How many lines in the entries below include the string "heart"? Answer with the number only.
* * * * * * *
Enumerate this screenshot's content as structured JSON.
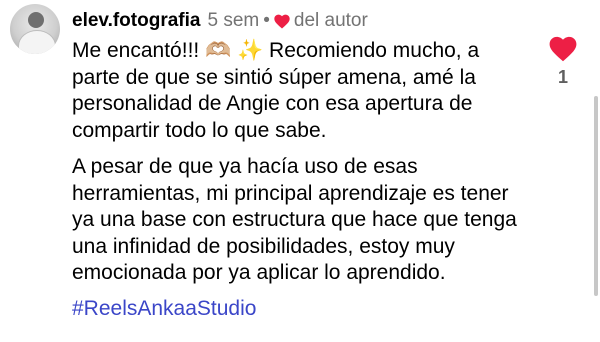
{
  "comment": {
    "username": "elev.fotografia",
    "time": "5 sem",
    "separator": "•",
    "author_badge": "del autor",
    "paragraph1": "Me encantó!!! 🫶🏼 ✨ Recomiendo mucho, a parte de que se sintió súper amena, amé la personalidad de Angie con esa apertura de compartir todo lo que sabe.",
    "paragraph2": "A pesar de que ya hacía uso de esas herramientas, mi principal aprendizaje es tener ya una base con estructura que hace que tenga una infinidad de posibilidades, estoy muy emocionada por ya aplicar lo aprendido.",
    "hashtag": "#ReelsAnkaaStudio",
    "like_count": "1"
  },
  "icons": {
    "avatar": "profile-photo",
    "small_heart": "heart-icon",
    "like": "heart-filled-icon"
  },
  "colors": {
    "heart": "#ed1f45",
    "hashtag": "#3b46c8",
    "meta_text": "#737373"
  }
}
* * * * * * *
» **Response below**
3